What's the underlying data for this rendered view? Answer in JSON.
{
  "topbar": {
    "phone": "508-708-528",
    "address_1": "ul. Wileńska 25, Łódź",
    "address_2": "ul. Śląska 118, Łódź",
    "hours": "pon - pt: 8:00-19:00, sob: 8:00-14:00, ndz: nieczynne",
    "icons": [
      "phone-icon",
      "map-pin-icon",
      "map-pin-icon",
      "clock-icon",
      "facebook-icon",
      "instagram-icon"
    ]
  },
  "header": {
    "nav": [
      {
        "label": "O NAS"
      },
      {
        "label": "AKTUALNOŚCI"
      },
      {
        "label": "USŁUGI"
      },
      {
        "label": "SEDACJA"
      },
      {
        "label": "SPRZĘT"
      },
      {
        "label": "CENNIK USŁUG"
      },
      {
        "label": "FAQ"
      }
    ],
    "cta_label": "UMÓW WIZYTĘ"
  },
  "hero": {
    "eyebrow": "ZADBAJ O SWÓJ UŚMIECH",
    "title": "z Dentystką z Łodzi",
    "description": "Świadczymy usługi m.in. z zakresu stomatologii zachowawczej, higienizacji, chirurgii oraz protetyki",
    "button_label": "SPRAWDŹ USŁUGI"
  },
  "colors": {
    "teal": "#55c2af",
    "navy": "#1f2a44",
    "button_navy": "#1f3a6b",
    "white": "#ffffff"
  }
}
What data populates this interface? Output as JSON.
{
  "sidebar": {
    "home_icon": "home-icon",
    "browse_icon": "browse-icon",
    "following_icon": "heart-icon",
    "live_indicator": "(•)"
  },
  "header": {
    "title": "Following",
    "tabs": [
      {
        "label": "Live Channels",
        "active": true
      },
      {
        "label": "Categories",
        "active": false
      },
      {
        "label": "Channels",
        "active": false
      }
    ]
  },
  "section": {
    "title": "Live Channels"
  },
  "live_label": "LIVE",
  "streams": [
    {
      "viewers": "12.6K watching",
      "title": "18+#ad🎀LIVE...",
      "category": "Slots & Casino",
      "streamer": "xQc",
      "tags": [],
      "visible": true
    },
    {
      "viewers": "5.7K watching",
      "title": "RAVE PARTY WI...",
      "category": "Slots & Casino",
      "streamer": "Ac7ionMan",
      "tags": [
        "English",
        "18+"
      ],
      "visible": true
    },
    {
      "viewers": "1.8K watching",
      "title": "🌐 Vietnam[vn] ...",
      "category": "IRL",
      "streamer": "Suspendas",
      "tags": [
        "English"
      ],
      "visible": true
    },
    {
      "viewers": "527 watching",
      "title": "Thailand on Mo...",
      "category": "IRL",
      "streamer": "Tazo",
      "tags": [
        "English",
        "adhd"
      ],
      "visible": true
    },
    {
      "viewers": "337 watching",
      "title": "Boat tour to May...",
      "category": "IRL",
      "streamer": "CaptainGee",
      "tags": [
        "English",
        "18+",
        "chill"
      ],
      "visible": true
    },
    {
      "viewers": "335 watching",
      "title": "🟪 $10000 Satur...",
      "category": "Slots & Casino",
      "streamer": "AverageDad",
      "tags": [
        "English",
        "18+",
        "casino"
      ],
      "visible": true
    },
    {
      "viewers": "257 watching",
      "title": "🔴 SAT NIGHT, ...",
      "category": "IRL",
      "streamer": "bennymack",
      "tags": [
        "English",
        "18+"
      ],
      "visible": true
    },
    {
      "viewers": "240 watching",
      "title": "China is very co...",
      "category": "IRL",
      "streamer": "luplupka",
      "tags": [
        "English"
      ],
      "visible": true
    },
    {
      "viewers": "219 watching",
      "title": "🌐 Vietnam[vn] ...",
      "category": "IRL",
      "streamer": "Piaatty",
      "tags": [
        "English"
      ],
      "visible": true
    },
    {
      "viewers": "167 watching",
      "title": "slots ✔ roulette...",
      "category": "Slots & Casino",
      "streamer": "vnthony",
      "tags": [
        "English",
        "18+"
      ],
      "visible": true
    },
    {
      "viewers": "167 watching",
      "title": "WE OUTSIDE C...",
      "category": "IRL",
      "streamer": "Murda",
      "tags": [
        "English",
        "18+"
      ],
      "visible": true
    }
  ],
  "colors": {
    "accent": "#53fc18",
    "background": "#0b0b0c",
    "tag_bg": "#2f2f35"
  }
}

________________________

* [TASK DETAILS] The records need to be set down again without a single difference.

* [ANSWER AREA]
What's the underlying data for this rendered view? Answer in JSON.
{
  "topbar": {
    "phone": "508-708-528",
    "address_1": "ul. Wileńska 25, Łódź",
    "address_2": "ul. Śląska 118, Łódź",
    "hours": "pon - pt: 8:00-19:00, sob: 8:00-14:00, ndz: nieczynne",
    "icons": [
      "phone-icon",
      "map-pin-icon",
      "map-pin-icon",
      "clock-icon",
      "facebook-icon",
      "instagram-icon"
    ]
  },
  "header": {
    "nav": [
      {
        "label": "O NAS"
      },
      {
        "label": "AKTUALNOŚCI"
      },
      {
        "label": "USŁUGI"
      },
      {
        "label": "SEDACJA"
      },
      {
        "label": "SPRZĘT"
      },
      {
        "label": "CENNIK USŁUG"
      },
      {
        "label": "FAQ"
      }
    ],
    "cta_label": "UMÓW WIZYTĘ"
  },
  "hero": {
    "eyebrow": "ZADBAJ O SWÓJ UŚMIECH",
    "title": "z Dentystką z Łodzi",
    "description": "Świadczymy usługi m.in. z zakresu stomatologii zachowawczej, higienizacji, chirurgii oraz protetyki",
    "button_label": "SPRAWDŹ USŁUGI"
  },
  "colors": {
    "teal": "#55c2af",
    "navy": "#1f2a44",
    "button_navy": "#1f3a6b",
    "white": "#ffffff"
  }
}
What data populates this interface? Output as JSON.
{
  "sidebar": {
    "home_icon": "home-icon",
    "browse_icon": "browse-icon",
    "following_icon": "heart-icon",
    "live_indicator": "(•)"
  },
  "header": {
    "title": "Following",
    "tabs": [
      {
        "label": "Live Channels",
        "active": true
      },
      {
        "label": "Categories",
        "active": false
      },
      {
        "label": "Channels",
        "active": false
      }
    ]
  },
  "section": {
    "title": "Live Channels"
  },
  "live_label": "LIVE",
  "streams": [
    {
      "viewers": "12.6K watching",
      "title": "18+#ad🎀LIVE...",
      "category": "Slots & Casino",
      "streamer": "xQc",
      "tags": [],
      "visible": true
    },
    {
      "viewers": "5.7K watching",
      "title": "RAVE PARTY WI...",
      "category": "Slots & Casino",
      "streamer": "Ac7ionMan",
      "tags": [
        "English",
        "18+"
      ],
      "visible": true
    },
    {
      "viewers": "1.8K watching",
      "title": "🌐 Vietnam[vn] ...",
      "category": "IRL",
      "streamer": "Suspendas",
      "tags": [
        "English"
      ],
      "visible": true
    },
    {
      "viewers": "527 watching",
      "title": "Thailand on Mo...",
      "category": "IRL",
      "streamer": "Tazo",
      "tags": [
        "English",
        "adhd"
      ],
      "visible": true
    },
    {
      "viewers": "337 watching",
      "title": "Boat tour to May...",
      "category": "IRL",
      "streamer": "CaptainGee",
      "tags": [
        "English",
        "18+",
        "chill"
      ],
      "visible": true
    },
    {
      "viewers": "335 watching",
      "title": "🟪 $10000 Satur...",
      "category": "Slots & Casino",
      "streamer": "AverageDad",
      "tags": [
        "English",
        "18+",
        "casino"
      ],
      "visible": true
    },
    {
      "viewers": "257 watching",
      "title": "🔴 SAT NIGHT, ...",
      "category": "IRL",
      "streamer": "bennymack",
      "tags": [
        "English",
        "18+"
      ],
      "visible": true
    },
    {
      "viewers": "240 watching",
      "title": "China is very co...",
      "category": "IRL",
      "streamer": "luplupka",
      "tags": [
        "English"
      ],
      "visible": true
    },
    {
      "viewers": "219 watching",
      "title": "🌐 Vietnam[vn] ...",
      "category": "IRL",
      "streamer": "Piaatty",
      "tags": [
        "English"
      ],
      "visible": true
    },
    {
      "viewers": "167 watching",
      "title": "slots ✔ roulette...",
      "category": "Slots & Casino",
      "streamer": "vnthony",
      "tags": [
        "English",
        "18+"
      ],
      "visible": true
    },
    {
      "viewers": "167 watching",
      "title": "WE OUTSIDE C...",
      "category": "IRL",
      "streamer": "Murda",
      "tags": [
        "English",
        "18+"
      ],
      "visible": true
    }
  ],
  "colors": {
    "accent": "#53fc18",
    "background": "#0b0b0c",
    "tag_bg": "#2f2f35"
  }
}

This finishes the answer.